Jasper Fforde was born in London, England on January 11, 1961. Fforde started his career in the film industry, but in 2001 shifted his focus to writing and published his first book, The Eyre Affair. This was the first of his Thursday Next mystery series, which revolves around detective Thursday, who is a Special Operative in literary detection. Fforde’s imaginative fiction incorporates classic characters and stories from authors such as Sir Arthur Conan Doyle, Charles Dickens and Charlotte Bronte and travels through time, leading readers on madcap adventures that are suspenseful, humorous and completely unique. The fifth installment, Thursday Next: First Among Sequels was just released in July. Fforde currently makes his home in Brecon, Powys, Wales.
Wordplay, released in 2006 by IFC Films, is a documentary focusing on the people who create and the people who play the New York Times’ daily crossword puzzle. Will Shortz is the puzzle’s editor and Wordplay provides an in-depth look at the involved process he follows to create and publish the puzzle everyday. Devoted puzzle players including former president Bill Clinton, talk show host John Stewart, and the bandmates from the Indigo Girls explain their relationship with the game (for instance, Bill Clinton reveals that his strategy is to go down the list of clues until he finds one that he can answer, even if he has to go through 20 clues he doesn’t know). The documentary also highlights the network of expert puzzlers who can solve entire puzzles in under two minutes, and who gather for a yearly convention and competition during which the fastest and most accurate puzzle solver is crowned the crossword puzzle champion.
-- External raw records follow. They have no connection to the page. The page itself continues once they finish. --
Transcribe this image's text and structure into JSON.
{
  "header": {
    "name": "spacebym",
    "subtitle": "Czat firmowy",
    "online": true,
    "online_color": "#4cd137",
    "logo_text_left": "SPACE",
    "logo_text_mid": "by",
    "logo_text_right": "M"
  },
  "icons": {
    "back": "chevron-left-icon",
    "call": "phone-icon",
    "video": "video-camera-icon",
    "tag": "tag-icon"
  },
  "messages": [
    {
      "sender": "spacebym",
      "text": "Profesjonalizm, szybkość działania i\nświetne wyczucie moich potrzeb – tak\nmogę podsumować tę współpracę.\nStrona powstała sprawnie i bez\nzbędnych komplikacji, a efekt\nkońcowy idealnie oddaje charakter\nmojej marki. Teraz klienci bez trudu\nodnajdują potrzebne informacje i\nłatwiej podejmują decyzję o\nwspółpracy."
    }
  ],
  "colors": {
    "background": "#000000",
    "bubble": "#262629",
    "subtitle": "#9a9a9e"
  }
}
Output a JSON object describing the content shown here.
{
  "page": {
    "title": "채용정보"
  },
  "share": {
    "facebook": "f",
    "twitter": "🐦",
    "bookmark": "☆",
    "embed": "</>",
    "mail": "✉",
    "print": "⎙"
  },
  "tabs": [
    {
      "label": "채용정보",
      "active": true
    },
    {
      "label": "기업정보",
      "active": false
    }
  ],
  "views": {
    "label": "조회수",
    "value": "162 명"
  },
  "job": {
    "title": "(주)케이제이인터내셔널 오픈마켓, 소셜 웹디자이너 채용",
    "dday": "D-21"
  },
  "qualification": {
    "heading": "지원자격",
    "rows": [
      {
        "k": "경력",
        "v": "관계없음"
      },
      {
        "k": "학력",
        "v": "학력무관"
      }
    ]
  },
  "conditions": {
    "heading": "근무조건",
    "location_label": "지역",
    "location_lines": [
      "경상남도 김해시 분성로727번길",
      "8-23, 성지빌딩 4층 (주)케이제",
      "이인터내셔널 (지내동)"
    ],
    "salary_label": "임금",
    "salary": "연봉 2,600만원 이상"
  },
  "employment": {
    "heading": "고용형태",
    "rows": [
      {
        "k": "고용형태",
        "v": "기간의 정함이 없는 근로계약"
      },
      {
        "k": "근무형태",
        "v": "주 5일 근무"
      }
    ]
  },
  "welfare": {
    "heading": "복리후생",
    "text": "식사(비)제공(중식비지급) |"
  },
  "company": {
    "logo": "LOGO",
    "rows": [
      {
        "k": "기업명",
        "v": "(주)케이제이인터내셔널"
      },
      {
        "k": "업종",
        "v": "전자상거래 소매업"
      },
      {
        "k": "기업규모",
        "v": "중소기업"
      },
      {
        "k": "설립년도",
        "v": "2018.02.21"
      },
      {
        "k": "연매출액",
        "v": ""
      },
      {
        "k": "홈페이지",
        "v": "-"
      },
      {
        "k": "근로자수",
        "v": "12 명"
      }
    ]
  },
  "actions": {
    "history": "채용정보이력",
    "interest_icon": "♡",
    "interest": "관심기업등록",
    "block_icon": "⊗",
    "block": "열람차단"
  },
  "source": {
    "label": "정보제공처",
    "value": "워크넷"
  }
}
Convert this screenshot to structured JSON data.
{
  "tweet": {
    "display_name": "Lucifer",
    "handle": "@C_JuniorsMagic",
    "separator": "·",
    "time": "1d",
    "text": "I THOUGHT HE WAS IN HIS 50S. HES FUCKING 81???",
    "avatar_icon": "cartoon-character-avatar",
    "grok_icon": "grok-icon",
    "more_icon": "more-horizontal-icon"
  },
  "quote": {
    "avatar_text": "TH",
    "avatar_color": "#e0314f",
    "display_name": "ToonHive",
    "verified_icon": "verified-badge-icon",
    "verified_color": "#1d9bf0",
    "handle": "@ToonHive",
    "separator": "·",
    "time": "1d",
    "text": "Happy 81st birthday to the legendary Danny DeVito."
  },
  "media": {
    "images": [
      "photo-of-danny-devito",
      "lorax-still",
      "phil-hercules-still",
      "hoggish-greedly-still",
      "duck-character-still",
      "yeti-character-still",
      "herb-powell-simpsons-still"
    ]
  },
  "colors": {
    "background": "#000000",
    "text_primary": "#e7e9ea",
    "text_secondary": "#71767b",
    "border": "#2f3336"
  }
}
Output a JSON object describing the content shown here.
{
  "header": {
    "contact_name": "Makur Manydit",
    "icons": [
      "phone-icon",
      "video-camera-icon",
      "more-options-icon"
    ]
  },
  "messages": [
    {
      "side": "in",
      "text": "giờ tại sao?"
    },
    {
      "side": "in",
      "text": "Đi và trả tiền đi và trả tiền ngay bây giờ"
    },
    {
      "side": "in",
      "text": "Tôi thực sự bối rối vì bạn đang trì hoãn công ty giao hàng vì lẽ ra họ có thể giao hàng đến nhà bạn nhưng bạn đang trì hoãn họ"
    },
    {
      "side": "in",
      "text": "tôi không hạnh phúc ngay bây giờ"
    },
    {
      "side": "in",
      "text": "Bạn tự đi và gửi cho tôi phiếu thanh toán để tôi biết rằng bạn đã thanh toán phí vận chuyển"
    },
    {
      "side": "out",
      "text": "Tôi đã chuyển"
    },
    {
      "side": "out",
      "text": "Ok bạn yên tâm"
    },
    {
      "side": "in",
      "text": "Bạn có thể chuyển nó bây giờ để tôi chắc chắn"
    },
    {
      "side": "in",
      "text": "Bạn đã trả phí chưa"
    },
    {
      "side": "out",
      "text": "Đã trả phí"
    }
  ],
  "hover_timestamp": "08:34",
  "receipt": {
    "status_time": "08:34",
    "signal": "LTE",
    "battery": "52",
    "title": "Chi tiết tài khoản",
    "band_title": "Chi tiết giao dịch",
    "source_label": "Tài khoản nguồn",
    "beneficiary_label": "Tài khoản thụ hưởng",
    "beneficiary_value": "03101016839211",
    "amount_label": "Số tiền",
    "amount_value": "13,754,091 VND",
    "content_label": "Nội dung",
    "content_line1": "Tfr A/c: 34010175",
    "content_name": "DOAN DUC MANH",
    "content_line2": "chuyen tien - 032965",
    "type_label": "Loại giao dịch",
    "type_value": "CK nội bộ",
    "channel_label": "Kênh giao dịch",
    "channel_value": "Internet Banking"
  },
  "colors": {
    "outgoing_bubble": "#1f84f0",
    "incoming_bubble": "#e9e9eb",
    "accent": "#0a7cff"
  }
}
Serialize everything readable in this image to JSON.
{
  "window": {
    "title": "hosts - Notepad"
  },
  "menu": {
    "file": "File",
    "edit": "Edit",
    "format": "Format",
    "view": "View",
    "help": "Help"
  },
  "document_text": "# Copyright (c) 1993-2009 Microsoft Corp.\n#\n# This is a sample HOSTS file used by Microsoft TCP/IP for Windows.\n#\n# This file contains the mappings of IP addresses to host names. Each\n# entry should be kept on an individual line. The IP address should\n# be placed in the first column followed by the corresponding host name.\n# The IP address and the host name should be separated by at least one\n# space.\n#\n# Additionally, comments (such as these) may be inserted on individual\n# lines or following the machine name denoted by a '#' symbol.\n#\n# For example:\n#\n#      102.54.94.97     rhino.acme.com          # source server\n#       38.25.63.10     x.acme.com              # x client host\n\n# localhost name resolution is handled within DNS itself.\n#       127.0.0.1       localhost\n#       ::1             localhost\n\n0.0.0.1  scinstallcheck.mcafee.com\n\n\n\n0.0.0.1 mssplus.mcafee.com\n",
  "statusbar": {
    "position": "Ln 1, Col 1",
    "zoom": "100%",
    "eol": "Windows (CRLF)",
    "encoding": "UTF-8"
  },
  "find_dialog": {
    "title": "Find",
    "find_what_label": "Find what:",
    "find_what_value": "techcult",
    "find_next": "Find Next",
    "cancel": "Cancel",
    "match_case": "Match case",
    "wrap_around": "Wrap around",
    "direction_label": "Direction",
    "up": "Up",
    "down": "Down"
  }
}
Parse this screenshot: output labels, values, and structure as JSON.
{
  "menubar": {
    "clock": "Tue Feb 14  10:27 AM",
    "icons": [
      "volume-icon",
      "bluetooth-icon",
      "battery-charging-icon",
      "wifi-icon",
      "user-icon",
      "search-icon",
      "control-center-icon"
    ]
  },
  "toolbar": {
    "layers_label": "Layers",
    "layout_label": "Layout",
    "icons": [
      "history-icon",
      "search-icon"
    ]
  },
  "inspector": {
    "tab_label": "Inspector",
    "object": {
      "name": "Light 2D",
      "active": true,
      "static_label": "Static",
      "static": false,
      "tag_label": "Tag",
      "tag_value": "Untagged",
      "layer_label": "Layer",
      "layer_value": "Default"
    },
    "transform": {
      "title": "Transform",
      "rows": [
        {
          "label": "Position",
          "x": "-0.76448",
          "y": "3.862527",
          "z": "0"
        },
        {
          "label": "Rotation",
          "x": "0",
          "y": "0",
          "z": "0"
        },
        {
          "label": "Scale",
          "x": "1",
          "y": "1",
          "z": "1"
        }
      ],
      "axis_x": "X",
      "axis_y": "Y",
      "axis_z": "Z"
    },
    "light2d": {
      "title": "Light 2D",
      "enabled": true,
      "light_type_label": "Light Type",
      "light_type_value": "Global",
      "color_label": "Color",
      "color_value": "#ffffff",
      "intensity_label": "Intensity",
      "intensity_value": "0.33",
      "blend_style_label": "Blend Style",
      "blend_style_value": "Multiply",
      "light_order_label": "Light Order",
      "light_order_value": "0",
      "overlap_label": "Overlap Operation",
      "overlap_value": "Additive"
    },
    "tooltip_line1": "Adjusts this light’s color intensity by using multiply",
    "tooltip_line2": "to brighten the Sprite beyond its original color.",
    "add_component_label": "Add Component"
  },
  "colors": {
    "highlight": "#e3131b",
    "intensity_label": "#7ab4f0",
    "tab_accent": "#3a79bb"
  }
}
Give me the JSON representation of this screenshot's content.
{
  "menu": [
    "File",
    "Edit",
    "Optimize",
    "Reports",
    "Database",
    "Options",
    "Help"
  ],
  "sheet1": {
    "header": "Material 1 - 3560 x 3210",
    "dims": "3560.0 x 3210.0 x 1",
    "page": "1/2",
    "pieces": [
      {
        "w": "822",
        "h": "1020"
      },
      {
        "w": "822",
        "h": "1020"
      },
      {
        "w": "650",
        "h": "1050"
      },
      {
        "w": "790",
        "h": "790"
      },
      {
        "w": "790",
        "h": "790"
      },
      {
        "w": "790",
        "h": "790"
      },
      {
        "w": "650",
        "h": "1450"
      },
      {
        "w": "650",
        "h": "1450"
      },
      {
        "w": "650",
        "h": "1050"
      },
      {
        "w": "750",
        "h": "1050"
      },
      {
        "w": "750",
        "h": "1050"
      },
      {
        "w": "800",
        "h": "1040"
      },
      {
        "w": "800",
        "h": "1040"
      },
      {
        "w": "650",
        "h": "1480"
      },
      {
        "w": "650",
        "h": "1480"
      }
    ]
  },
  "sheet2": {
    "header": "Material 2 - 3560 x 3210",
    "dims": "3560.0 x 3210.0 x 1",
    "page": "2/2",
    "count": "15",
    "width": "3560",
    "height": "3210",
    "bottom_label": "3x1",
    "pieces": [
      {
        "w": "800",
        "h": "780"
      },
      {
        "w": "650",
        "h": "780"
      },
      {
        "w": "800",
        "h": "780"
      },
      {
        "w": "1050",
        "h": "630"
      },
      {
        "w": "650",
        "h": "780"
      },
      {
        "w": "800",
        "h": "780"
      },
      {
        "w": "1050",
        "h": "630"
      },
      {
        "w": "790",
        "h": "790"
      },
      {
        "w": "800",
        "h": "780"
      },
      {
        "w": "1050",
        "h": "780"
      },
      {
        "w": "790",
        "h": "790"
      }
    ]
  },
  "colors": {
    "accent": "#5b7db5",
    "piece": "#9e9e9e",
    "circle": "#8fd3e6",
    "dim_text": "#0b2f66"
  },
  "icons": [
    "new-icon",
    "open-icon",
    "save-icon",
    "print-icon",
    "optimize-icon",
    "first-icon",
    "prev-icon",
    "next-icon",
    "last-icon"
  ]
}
Dan Chaon‘s first novel, You Remind Me of Me, was published in 2004 and immediately garnered critical acclaim. The story revolves around the lives of two brothers who have never met. The older brother, Troy, was given up for adoption by his teenage mother, but she was never able to come to peace with that decision. Though she was determined to provide a good life for her second son, Jonah, whom she decided to raise herself, her battles with deep depression and mental illness left him insecure and unable to trust other people. Neither boy had an idyllic childhood, and both in their own way decide to try and make a better life for themselves as adults. Jonah searches to find his older brother, and along the way invents a new history and identity for himself, rooted in fantasy and dreams. The story is brought to a potentially terrible climax, and it is then that we see the impact of each brother’s background on their ability to make decisions that will affect their lives positively or negatively.
Author of the popular Anna Pigeon mystery series, Nevada Barr was born in Yerington, Nevada in 1952. The daughter of airplane pilots, she was raised on a mountain airport in the Sierras. Barr’s first love was the theater and she has a Master of Fine Arts in Acting. She worked in commercials, radio, and theater for eighteen years before deciding to become a park ranger, like her protagonist Anna. It was during her time as a ranger that Barr wrote her first Anna Pigeon mystery, Track of the Cat, which went on to win both Agatha and Anthony awards for best first mystery. Barr, who now lives in New Orleans, has written thirteen books and is also an accomplished painter.